  • In addition to the above, graduate students will be required to work in small groups on a term paper pertaining to some aspect of microfinance. The length of this report could be anywhere from 6 to 12 pages.
    • This term paper could be either original research on microfinance in India, or a literature survey of a specific microfinance topic with special reference to India. It could also be on financial development and empowerment in India.  Alternatively, it could present a single published research paper.  It might also be a report on a microfinance institution in India.  A list of possible topics will be provided.  Each student can decide on a topic based on his/her special interests. 
    • Data used and presented must be documented by providing sources -- if the sources are websites, then the complete URL must be provided, as well as the date that the website was viewed.  I can help by providing reading material.
    • Text can be quoted from sources, but this should be done sparingly. In any case, such quotations should be set off by a paragraph or put in inverted commas. Plagiarism will not be tolerated.
    • Attention should be paid to spelling, grammar and sentence structure. Make sure that your paper has a theme and has a flow; make use of paragraphs to introduce new ideas.
    • The paper should have a title, a date and an abstract of one or two paragraphs, which will function in the nature of an executive summary.

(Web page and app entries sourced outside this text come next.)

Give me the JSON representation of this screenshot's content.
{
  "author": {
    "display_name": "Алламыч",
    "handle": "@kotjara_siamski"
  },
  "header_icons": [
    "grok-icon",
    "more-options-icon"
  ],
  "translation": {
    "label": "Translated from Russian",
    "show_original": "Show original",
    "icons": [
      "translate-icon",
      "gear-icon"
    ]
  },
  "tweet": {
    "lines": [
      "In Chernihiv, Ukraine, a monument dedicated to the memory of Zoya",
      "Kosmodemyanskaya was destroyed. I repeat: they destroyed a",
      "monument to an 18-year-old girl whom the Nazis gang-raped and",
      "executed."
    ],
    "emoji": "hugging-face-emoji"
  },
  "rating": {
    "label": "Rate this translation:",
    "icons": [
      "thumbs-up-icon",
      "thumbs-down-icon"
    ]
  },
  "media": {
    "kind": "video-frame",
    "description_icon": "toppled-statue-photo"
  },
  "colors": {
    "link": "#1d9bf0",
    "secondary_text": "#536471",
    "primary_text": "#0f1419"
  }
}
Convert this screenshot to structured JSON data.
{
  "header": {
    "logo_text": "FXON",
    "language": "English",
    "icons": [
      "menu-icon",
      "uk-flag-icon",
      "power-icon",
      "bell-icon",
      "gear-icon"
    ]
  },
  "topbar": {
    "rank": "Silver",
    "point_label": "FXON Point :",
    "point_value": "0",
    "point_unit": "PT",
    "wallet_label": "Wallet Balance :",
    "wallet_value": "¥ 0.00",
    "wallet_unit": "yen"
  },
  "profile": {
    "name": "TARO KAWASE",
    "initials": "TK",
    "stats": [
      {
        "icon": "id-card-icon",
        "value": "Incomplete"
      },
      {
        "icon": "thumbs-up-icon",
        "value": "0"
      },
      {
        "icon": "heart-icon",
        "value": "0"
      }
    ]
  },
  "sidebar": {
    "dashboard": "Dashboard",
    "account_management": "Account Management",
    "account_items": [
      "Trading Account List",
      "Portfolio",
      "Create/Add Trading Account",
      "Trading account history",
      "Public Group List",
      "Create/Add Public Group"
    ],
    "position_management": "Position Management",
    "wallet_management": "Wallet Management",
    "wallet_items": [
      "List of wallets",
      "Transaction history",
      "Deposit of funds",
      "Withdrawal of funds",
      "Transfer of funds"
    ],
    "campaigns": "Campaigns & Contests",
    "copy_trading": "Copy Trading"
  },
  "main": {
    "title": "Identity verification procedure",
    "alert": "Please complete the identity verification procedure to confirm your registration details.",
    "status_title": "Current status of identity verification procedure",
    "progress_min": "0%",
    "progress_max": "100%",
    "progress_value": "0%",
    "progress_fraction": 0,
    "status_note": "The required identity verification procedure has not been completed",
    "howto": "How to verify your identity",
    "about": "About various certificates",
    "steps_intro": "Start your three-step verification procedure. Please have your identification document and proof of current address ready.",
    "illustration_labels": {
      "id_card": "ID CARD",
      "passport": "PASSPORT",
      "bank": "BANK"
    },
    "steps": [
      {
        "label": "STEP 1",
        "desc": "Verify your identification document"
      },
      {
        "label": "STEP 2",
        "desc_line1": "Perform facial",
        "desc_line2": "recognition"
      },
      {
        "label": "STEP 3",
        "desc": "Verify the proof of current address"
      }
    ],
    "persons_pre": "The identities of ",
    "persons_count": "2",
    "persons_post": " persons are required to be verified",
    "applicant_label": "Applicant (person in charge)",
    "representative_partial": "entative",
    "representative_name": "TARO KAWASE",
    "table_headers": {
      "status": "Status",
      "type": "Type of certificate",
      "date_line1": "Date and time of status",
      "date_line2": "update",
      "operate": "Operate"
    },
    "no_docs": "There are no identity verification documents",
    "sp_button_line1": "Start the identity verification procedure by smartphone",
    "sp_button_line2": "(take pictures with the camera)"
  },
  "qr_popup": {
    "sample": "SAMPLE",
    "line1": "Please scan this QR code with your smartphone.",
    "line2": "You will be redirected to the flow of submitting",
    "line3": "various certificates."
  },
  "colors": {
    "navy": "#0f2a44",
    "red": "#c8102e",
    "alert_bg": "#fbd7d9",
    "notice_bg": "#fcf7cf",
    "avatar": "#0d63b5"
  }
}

The Students are expected to present their findings in a powerpoint presentation to the entire class during the last class session(s). (See course outline for details.) The number of slides that makes for an effective presentation in the time allotted (about 15 minutes, unless you're informed otherwise in class) is about 10-15.

    • The powerpoint slides have to be submitted for evaluation.
    • Make sure that the essence of the presentation is contained in the powerpiont slides.
    • The presentation should make sure to provide the thesis of the paper and this should be clear in the slides, as well.
    • One slide should contain one idea -- if more than one idea is presented in one slide, there should be some thematic connection. In any case, the amount of material in one slide should be limited and easily read.
    • Use bullets in your slides to present your points.

Topics to be discussed

  • Recent Indian Economic History and implications for the future
  • Indian economic development with emphasis on finance for the Bottom of the Pyramid and microfinance
  • Economic and Social history of Kerala and Mumbai
  • Introduction to Microfinance
    • Adverse Selection problems and how Joint Liability Groups can resolve those problems;
    • Moral Hazard problems and how Joint Liability Groups can resolve those problems;
    • Going beyond joint liability groups;
    • Gender and Microfinance

Grades


Your final grade will be determined as follows:

Factor 

Impact on grade

Online and Class Discussion

30%

Program Assessment Project

20%

Post-visit reports

30%

Term Paper and Presentation

20% (0% for undergraduates)

Final Exam

0% (20% for undergraduates)

Note that the minimum and maximum quantitative scores for plus and minus refinements to the letter grades will be at my discretion. These will be partly determined by the distribution of student scores within each letter grade category.   I place a high value on effort; at my discretion, I will raise your grade one notch if I feel that you have tried hard to satisfy all the requirements of the course.